• Aim of the exercise:
All entries should be output exactly as they stand.

==================================================

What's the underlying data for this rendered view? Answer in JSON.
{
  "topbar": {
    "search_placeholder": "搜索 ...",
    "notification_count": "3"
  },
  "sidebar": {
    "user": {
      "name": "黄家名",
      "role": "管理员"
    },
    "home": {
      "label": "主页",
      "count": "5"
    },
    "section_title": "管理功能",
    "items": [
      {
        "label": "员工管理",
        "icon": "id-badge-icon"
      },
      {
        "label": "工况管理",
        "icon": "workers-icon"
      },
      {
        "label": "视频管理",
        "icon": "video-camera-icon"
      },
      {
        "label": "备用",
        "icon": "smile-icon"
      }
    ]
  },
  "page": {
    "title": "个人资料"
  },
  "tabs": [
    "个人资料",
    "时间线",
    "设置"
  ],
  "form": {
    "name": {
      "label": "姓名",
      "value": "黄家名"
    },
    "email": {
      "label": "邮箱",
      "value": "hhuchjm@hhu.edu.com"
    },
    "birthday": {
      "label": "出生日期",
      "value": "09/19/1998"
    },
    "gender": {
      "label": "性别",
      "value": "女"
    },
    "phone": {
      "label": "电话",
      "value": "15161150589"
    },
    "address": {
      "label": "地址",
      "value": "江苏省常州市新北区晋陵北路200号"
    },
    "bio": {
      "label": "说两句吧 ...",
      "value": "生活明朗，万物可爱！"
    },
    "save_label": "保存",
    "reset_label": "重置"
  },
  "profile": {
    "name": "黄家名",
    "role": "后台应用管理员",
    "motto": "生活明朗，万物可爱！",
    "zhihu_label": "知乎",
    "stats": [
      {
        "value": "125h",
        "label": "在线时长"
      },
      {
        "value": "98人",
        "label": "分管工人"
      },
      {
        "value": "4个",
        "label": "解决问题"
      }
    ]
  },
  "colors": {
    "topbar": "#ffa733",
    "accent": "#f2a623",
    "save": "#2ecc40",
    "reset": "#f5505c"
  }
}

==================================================

• Response below:
What's the underlying data for this rendered view? Answer in JSON.
{
  "topbar": {
    "search_placeholder": "搜索 ...",
    "notification_count": "3"
  },
  "sidebar": {
    "user": {
      "name": "黄家名",
      "role": "管理员"
    },
    "home": {
      "label": "主页",
      "count": "5"
    },
    "section_title": "管理功能",
    "items": [
      {
        "label": "员工管理",
        "icon": "id-badge-icon"
      },
      {
        "label": "工况管理",
        "icon": "workers-icon"
      },
      {
        "label": "视频管理",
        "icon": "video-camera-icon"
      },
      {
        "label": "备用",
        "icon": "smile-icon"
      }
    ]
  },
  "page": {
    "title": "个人资料"
  },
  "tabs": [
    "个人资料",
    "时间线",
    "设置"
  ],
  "form": {
    "name": {
      "label": "姓名",
      "value": "黄家名"
    },
    "email": {
      "label": "邮箱",
      "value": "hhuchjm@hhu.edu.com"
    },
    "birthday": {
      "label": "出生日期",
      "value": "09/19/1998"
    },
    "gender": {
      "label": "性别",
      "value": "女"
    },
    "phone": {
      "label": "电话",
      "value": "15161150589"
    },
    "address": {
      "label": "地址",
      "value": "江苏省常州市新北区晋陵北路200号"
    },
    "bio": {
      "label": "说两句吧 ...",
      "value": "生活明朗，万物可爱！"
    },
    "save_label": "保存",
    "reset_label": "重置"
  },
  "profile": {
    "name": "黄家名",
    "role": "后台应用管理员",
    "motto": "生活明朗，万物可爱！",
    "zhihu_label": "知乎",
    "stats": [
      {
        "value": "125h",
        "label": "在线时长"
      },
      {
        "value": "98人",
        "label": "分管工人"
      },
      {
        "value": "4个",
        "label": "解决问题"
      }
    ]
  },
  "colors": {
    "topbar": "#ffa733",
    "accent": "#f2a623",
    "save": "#2ecc40",
    "reset": "#f5505c"
  }
}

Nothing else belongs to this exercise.